A press release for the book reads: “Among the noise and clamour of the Britpop era, Blur co-founder Graham Coxon managed to carve out a niche to become one of the most innovative and respected guitarists of his generation – but it wasn’t always easy.
“Graham grew up as an Army kid, moving frequently in his early years from West Germany to Derbyshire and Winchester before settling in Colchester, Essex. A shy child, he had a thing for eating soil and drawing intense visions; his anxiety was tempered by painting and a growing love of music.”
It adds: “These twin passions grew into obsessions, and as he honed his artistic skill at school, Goldsmiths and beyond, his band with school friend Damon Albarn, fellow student Alex James, and a drummer called Dave Rowntree began to get noticed.
“But there are things they don’t tell you before you get famous. There are monsters out there. And some may even be lurking inside yourself.”
Verse, Chorus, Monster!
The long-awaited memoir from guitarist, visual artist and Blur co-founder, Graham Coxon.

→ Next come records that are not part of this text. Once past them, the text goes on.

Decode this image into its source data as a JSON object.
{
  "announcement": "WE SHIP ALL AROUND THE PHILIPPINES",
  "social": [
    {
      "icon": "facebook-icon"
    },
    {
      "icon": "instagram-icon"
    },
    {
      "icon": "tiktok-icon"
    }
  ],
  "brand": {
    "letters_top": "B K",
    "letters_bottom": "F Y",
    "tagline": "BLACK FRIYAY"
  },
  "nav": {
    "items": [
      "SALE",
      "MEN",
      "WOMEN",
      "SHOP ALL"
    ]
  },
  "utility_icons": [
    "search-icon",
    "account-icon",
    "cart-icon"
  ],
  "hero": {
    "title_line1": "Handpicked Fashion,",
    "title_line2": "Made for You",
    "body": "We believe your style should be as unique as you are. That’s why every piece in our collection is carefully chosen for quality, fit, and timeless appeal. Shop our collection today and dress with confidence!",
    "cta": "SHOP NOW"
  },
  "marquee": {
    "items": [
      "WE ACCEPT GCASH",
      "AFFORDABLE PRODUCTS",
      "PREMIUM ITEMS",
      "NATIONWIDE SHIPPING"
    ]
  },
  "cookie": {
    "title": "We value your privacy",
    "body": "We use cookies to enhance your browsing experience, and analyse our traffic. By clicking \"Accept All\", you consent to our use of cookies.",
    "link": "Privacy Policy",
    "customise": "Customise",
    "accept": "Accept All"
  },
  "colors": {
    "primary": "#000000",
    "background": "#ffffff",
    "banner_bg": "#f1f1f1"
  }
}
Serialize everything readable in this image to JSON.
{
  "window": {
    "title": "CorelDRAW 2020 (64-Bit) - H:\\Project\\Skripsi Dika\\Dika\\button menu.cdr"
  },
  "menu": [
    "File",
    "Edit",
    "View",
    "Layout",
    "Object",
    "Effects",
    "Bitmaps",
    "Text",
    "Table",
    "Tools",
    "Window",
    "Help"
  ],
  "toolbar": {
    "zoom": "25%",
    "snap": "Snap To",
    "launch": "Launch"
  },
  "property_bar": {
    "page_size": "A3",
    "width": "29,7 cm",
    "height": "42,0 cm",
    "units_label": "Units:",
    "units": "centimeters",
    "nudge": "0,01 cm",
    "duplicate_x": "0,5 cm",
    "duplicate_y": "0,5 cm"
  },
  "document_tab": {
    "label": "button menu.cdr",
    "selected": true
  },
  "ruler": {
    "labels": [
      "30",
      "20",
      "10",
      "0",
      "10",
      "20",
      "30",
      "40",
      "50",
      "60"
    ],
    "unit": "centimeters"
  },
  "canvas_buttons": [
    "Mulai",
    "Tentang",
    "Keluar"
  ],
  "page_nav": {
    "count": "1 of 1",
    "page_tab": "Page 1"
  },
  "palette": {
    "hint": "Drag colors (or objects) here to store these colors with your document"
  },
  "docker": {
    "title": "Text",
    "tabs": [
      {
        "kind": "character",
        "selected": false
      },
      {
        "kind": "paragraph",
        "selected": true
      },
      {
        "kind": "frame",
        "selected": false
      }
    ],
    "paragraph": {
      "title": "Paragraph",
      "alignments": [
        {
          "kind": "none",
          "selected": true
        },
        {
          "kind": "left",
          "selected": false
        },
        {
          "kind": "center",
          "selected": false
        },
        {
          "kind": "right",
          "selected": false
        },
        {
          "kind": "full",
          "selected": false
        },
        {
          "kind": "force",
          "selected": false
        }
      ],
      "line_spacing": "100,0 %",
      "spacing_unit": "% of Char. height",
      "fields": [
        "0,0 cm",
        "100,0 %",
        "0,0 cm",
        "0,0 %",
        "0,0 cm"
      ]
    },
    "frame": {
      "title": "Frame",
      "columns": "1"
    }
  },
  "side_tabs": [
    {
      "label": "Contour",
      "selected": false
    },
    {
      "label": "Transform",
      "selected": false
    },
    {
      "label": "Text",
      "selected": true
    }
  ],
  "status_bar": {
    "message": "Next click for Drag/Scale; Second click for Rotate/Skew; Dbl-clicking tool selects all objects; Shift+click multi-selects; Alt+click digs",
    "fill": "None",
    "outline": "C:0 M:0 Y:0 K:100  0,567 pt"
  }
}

— graham coxon (@grahamcoxon) June 7, 2022
Last month (May 4), THE WAEVE played a pair of intimate launch shows at The Lexington in London, returning the next day with first single ‘Something Pretty’.
Ahead of their debut gig, the duo said: “We are greatly looking forward to unleashing our new sound live at the Lexington. We’ve been locked away, busy translating the varied sounds of our songs into a dynamic live show, with the help of some great musician friends. We invite you to surrender to the world of The WAEVE.”
The WAEVE came together after exchanging messages during the lockdown Christmas of 2020. They soon started writing songs before their collaboration “gave rise to an unexpected sonic universe”, per a statement.
Last year saw Graham Coxon release the comic book score album ‘Superstate’, as well as tease more activity from Blur. After bandmate Damon Albarn claimed that the band had been in talks and “had an idea” of how to make their comeback, Coxon told NME: “I was privy to that discussion. It started as a discussion, but didn’t really end as one.”